These examples illustrate the importance of calibrating your solution to your user group. Only by taking this step can you hope to get widespread adoption of your solution. After all, what good is a superb algorithmic solution if nobody uses it because they don’t understand it or trust its outputs?
There is more to good data science than good algorithms
My experience implementing data science solutions for numerous clients has taught me that the following items are key to ensuring the success of your solutions and implementations:
1. Know your client’s goals and aspirations, as well as their technical ability — and their reasons for wanting to implement data science solutions in the first place.
2. Understand what is technically feasible and applicable given user capabilities.
Once you have a clear view of these two key aspects, you may need to help your clients align their goals with their capabilities. Once they are aligned, though, you should be able to set a clear path for the use of data science within the company. In the end, it’s all about client adoption of your solution. This is a matter of balancing complexity and your desire for an optimum solution, with the realities of what you will be able to actually implement — and with what users will be able to understand and adopt, given their current environment and capabilities.

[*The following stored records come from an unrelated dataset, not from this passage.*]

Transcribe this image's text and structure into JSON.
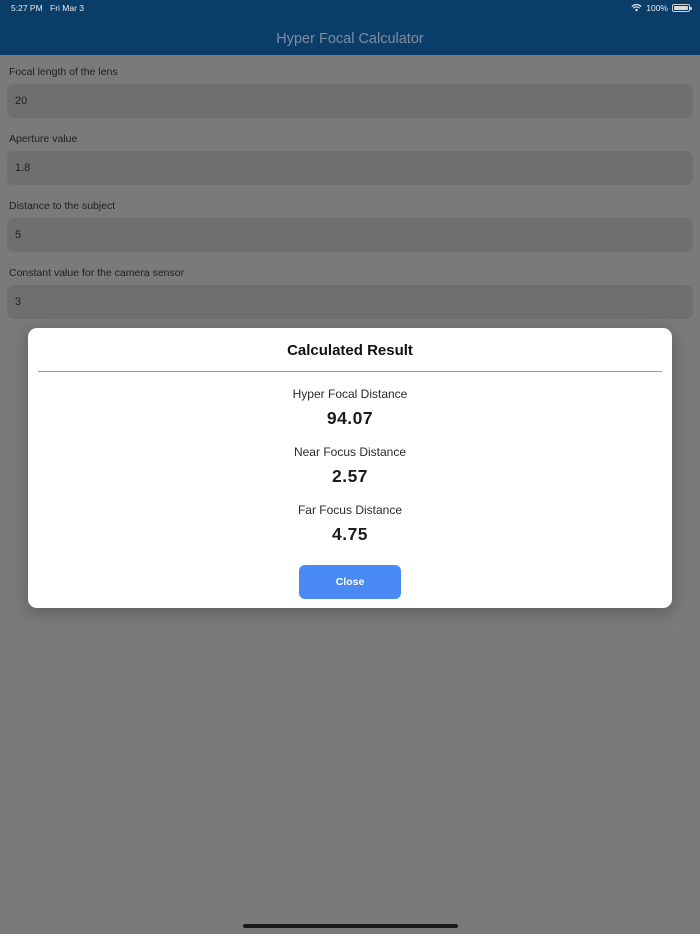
{
  "status_bar": {
    "time": "5:27 PM",
    "date": "Fri Mar 3",
    "battery": "100%"
  },
  "nav": {
    "title": "Hyper Focal Calculator"
  },
  "form": {
    "fields": [
      {
        "label": "Focal length of the lens",
        "value": "20"
      },
      {
        "label": "Aperture value",
        "value": "1.8"
      },
      {
        "label": "Distance to the subject",
        "value": "5"
      },
      {
        "label": "Constant value for the camera sensor",
        "value": "3"
      }
    ]
  },
  "dialog": {
    "title": "Calculated Result",
    "results": [
      {
        "label": "Hyper Focal Distance",
        "value": "94.07"
      },
      {
        "label": "Near Focus Distance",
        "value": "2.57"
      },
      {
        "label": "Far Focus Distance",
        "value": "4.75"
      }
    ],
    "close_label": "Close"
  },
  "colors": {
    "nav_bar": "#0b3d69",
    "accent": "#4a8af4",
    "overlay_background": "#7a7a7a"
  }
}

I want to leave you with one final example of such tradeoffs. During my time at a leading enterprise-pricing software provider, the company’s science team created a wonderful pricing-optimization solution based on a very detailed segmentation approach. When this solution was first released in the early 2000s, it was significantly ahead of its time. However, once the tool was in market, the science team realized that while there was nothing wrong with the solution, it was creating significant user adoption challenges: It was just too complex to be well understood by the majority of clients, most of whom were just embarking on their pricing journeys. To support user needs, the team simplified the solution to speed adoption and then, over time, gradually added technical complexity back into the tool as clients became more educated in the art and science of pricing.
The Bell Curve of Data Science Adoption
When I think about the relationship between adoption and complexity and interpretability, I often visualize the chart shown below. At the far left, the graph shows that overly simple models will result in little adoption: Nobody wants to use a demand forecast that consistently forecasts the average of historical data. As you move to the right across the graph, the complexity increases (so, consequently, does the value of your solution), and there is an exponential increase in adoption — with a small amount of variability around the mean adoption (orange line). As you move farther to the right, complexity increases to the point that it starts hurting mean adoption rates. Along with this decrease in adoption, a large increase in variability around the mean appears, which reflects the willingness of more advanced companies to adopt complex solutions. You will notice that I have not included scales on either axis of this chart, since these values can be very fluid as businesses become more accustomed to data science solutions. Furthermore, there is no single value that applies to any given business.
Where your next client falls along this curve will depend on their own journey to data science, their goals, and how well you are able to help ease them down the path. Ultimately, the calibration of the axes will depend on your client’s technical acumen and the strength of the foundational data — and on your ability to strike the right balance between complexity and understandability.